(Beginning of Records supplied)
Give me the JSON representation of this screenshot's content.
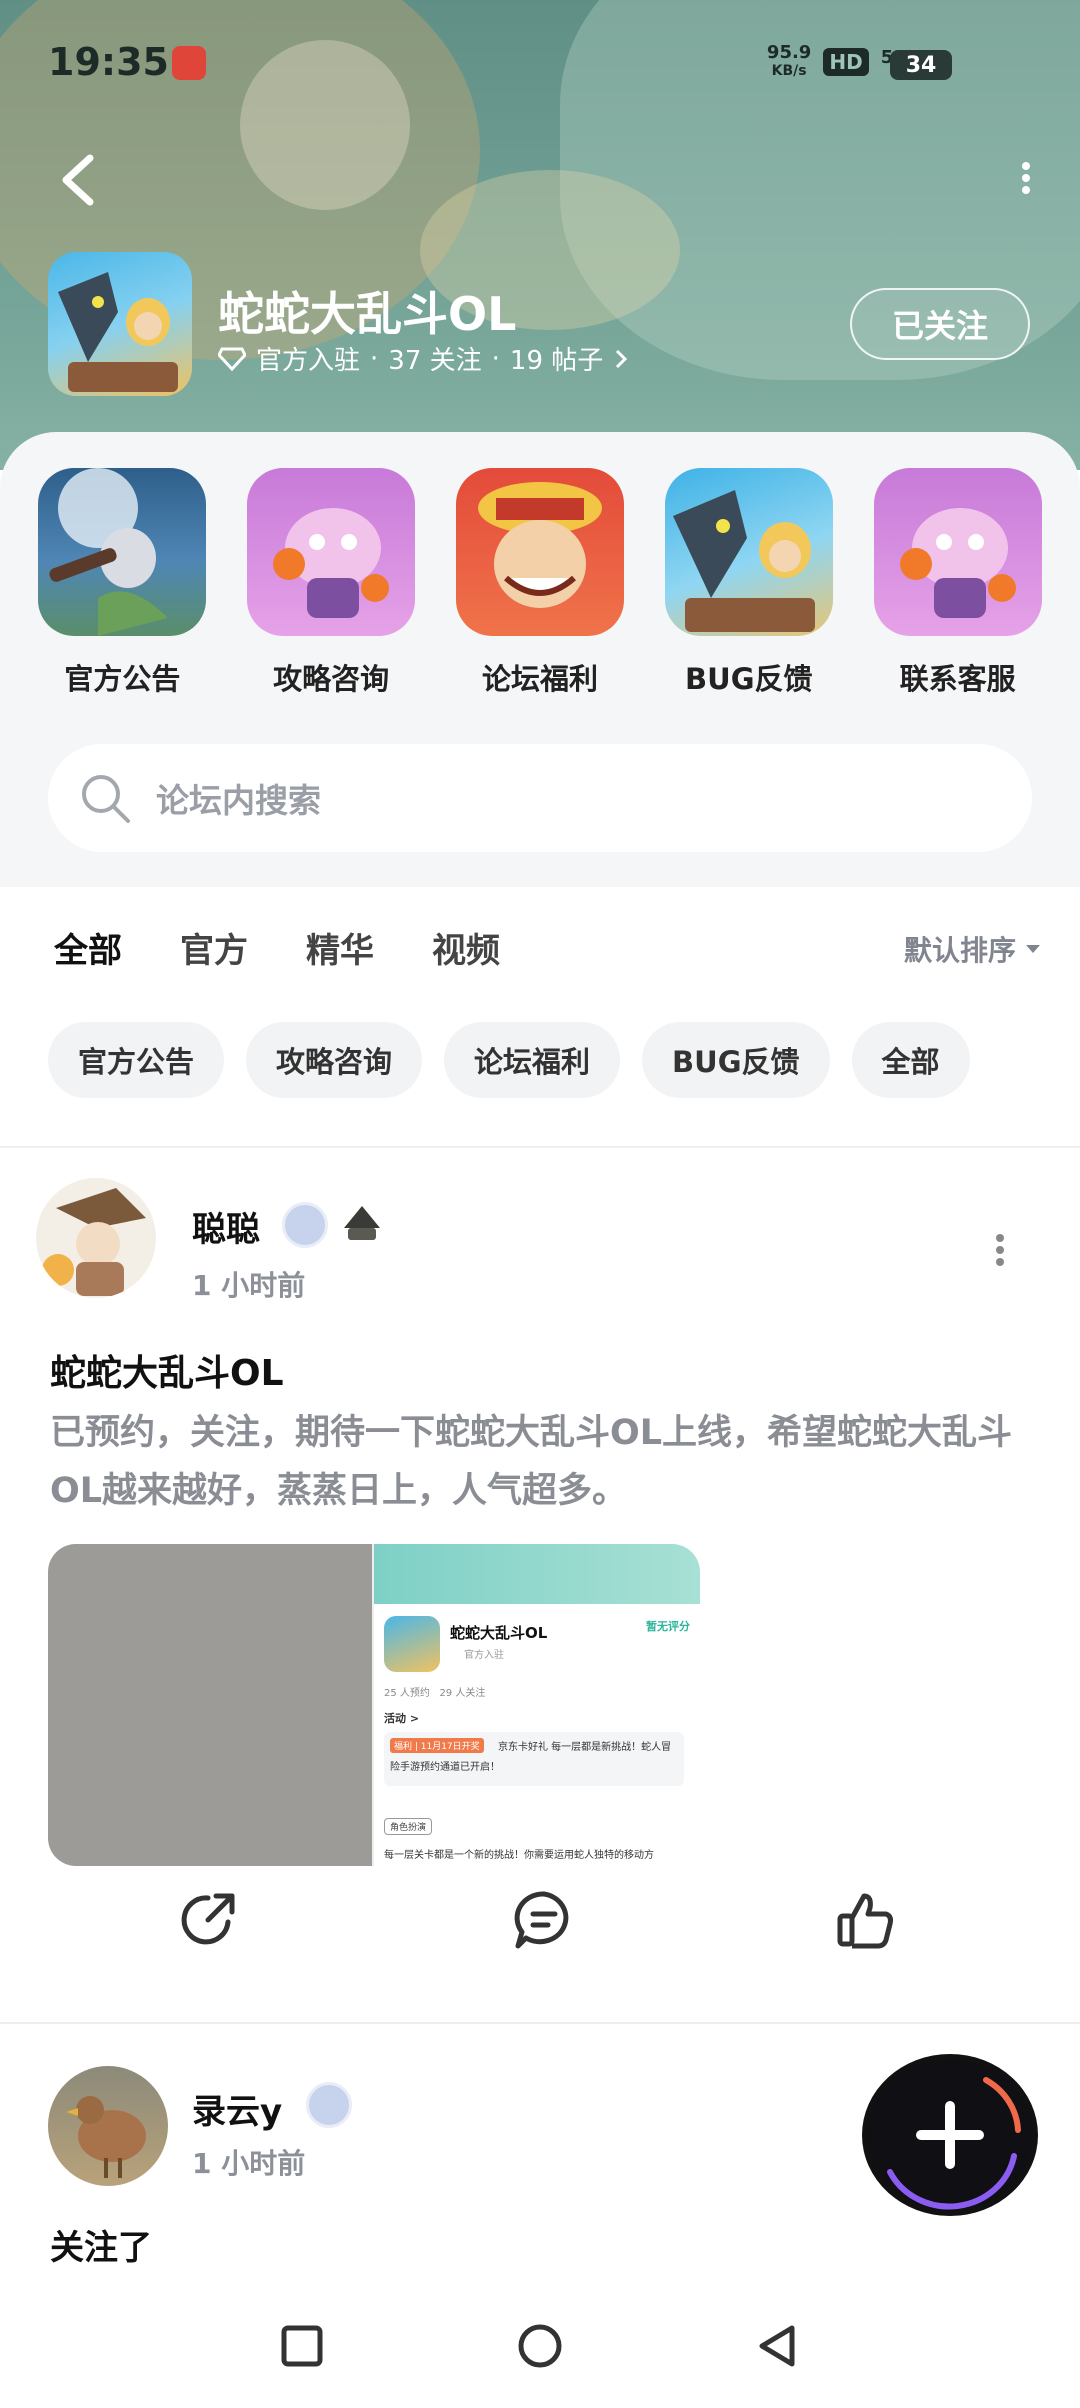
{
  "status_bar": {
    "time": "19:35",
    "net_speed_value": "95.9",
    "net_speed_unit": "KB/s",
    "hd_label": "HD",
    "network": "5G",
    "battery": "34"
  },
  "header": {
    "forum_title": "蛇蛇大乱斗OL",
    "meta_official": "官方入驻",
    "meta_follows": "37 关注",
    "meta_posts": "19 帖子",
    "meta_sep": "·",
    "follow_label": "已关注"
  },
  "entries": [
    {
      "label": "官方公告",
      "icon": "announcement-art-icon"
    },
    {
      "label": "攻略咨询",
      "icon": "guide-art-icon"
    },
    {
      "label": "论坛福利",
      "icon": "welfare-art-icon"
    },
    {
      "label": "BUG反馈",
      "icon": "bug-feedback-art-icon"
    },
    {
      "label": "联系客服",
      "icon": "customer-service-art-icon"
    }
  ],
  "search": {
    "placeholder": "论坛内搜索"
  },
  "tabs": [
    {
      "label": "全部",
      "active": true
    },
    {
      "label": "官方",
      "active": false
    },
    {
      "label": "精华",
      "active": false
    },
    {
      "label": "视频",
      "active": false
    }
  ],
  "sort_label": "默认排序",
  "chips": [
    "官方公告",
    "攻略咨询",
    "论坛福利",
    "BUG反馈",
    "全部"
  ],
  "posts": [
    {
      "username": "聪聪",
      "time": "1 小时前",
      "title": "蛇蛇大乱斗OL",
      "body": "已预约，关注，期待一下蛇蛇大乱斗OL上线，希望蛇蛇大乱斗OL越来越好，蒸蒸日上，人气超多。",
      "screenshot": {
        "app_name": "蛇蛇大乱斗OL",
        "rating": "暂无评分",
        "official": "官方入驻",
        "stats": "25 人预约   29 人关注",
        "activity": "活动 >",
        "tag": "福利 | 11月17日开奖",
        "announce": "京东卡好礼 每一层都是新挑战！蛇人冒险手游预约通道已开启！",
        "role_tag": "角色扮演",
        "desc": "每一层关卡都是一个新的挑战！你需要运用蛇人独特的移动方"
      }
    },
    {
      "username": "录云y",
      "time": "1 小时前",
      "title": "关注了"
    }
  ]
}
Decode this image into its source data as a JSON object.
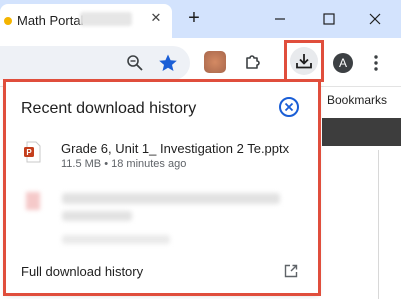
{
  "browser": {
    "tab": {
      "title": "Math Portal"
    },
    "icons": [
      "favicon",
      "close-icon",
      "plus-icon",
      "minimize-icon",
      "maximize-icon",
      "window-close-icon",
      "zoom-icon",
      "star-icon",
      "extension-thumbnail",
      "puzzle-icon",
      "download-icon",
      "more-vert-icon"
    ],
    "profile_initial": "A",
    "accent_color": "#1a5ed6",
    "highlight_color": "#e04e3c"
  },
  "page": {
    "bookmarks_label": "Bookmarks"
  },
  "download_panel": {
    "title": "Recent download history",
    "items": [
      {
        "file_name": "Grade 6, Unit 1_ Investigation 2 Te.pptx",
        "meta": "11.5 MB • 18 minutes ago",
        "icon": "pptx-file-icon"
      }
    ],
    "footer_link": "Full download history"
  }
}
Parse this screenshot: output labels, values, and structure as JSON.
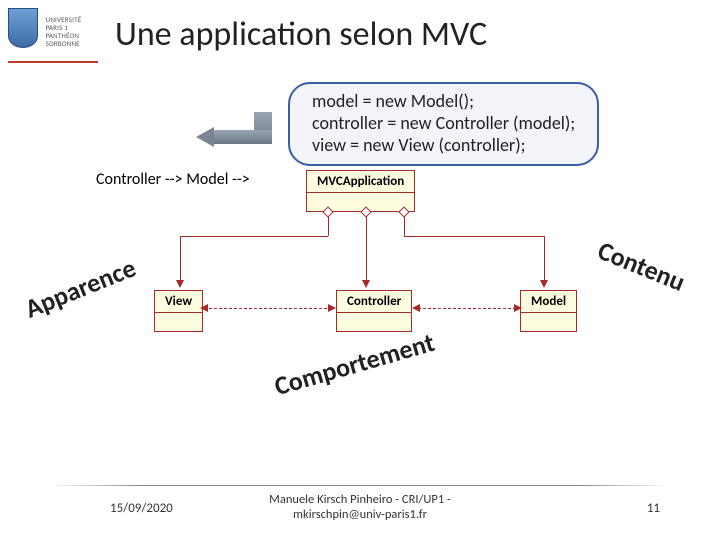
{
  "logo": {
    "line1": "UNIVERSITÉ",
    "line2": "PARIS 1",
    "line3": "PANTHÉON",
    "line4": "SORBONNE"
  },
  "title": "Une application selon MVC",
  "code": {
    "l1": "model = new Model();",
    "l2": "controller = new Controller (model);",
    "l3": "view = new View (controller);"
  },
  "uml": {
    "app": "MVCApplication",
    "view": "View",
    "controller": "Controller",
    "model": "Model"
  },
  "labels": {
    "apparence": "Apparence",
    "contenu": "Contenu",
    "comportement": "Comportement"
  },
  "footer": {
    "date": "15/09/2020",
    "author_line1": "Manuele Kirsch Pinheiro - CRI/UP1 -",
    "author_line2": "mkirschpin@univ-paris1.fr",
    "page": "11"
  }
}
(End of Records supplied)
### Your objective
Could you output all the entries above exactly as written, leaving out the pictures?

### Answer to this task
Give me the JSON representation of this screenshot's content.
{
  "status_bar": {
    "time": "19:35",
    "net_speed_value": "95.9",
    "net_speed_unit": "KB/s",
    "hd_label": "HD",
    "network": "5G",
    "battery": "34"
  },
  "header": {
    "forum_title": "蛇蛇大乱斗OL",
    "meta_official": "官方入驻",
    "meta_follows": "37 关注",
    "meta_posts": "19 帖子",
    "meta_sep": "·",
    "follow_label": "已关注"
  },
  "entries": [
    {
      "label": "官方公告",
      "icon": "announcement-art-icon"
    },
    {
      "label": "攻略咨询",
      "icon": "guide-art-icon"
    },
    {
      "label": "论坛福利",
      "icon": "welfare-art-icon"
    },
    {
      "label": "BUG反馈",
      "icon": "bug-feedback-art-icon"
    },
    {
      "label": "联系客服",
      "icon": "customer-service-art-icon"
    }
  ],
  "search": {
    "placeholder": "论坛内搜索"
  },
  "tabs": [
    {
      "label": "全部",
      "active": true
    },
    {
      "label": "官方",
      "active": false
    },
    {
      "label": "精华",
      "active": false
    },
    {
      "label": "视频",
      "active": false
    }
  ],
  "sort_label": "默认排序",
  "chips": [
    "官方公告",
    "攻略咨询",
    "论坛福利",
    "BUG反馈",
    "全部"
  ],
  "posts": [
    {
      "username": "聪聪",
      "time": "1 小时前",
      "title": "蛇蛇大乱斗OL",
      "body": "已预约，关注，期待一下蛇蛇大乱斗OL上线，希望蛇蛇大乱斗OL越来越好，蒸蒸日上，人气超多。",
      "screenshot": {
        "app_name": "蛇蛇大乱斗OL",
        "rating": "暂无评分",
        "official": "官方入驻",
        "stats": "25 人预约   29 人关注",
        "activity": "活动 >",
        "tag": "福利 | 11月17日开奖",
        "announce": "京东卡好礼 每一层都是新挑战！蛇人冒险手游预约通道已开启！",
        "role_tag": "角色扮演",
        "desc": "每一层关卡都是一个新的挑战！你需要运用蛇人独特的移动方"
      }
    },
    {
      "username": "录云y",
      "time": "1 小时前",
      "title": "关注了"
    }
  ]
}
Decode this image into its source data as a JSON object.
{
  "browser": {
    "tab": {
      "title": "Math Portal"
    },
    "icons": [
      "favicon",
      "close-icon",
      "plus-icon",
      "minimize-icon",
      "maximize-icon",
      "window-close-icon",
      "zoom-icon",
      "star-icon",
      "extension-thumbnail",
      "puzzle-icon",
      "download-icon",
      "more-vert-icon"
    ],
    "profile_initial": "A",
    "accent_color": "#1a5ed6",
    "highlight_color": "#e04e3c"
  },
  "page": {
    "bookmarks_label": "Bookmarks"
  },
  "download_panel": {
    "title": "Recent download history",
    "items": [
      {
        "file_name": "Grade 6, Unit 1_ Investigation 2 Te.pptx",
        "meta": "11.5 MB • 18 minutes ago",
        "icon": "pptx-file-icon"
      }
    ],
    "footer_link": "Full download history"
  }
}
Parse this screenshot: output labels, values, and structure as JSON.
{
  "logo": {
    "line1": "UNIVERSITÉ",
    "line2": "PARIS 1",
    "line3": "PANTHÉON",
    "line4": "SORBONNE"
  },
  "title": "Une application selon MVC",
  "code": {
    "l1": "model = new Model();",
    "l2": "controller = new Controller (model);",
    "l3": "view = new View (controller);"
  },
  "uml": {
    "app": "MVCApplication",
    "view": "View",
    "controller": "Controller",
    "model": "Model"
  },
  "labels": {
    "apparence": "Apparence",
    "contenu": "Contenu",
    "comportement": "Comportement"
  },
  "footer": {
    "date": "15/09/2020",
    "author_line1": "Manuele Kirsch Pinheiro - CRI/UP1 -",
    "author_line2": "mkirschpin@univ-paris1.fr",
    "page": "11"
  }
}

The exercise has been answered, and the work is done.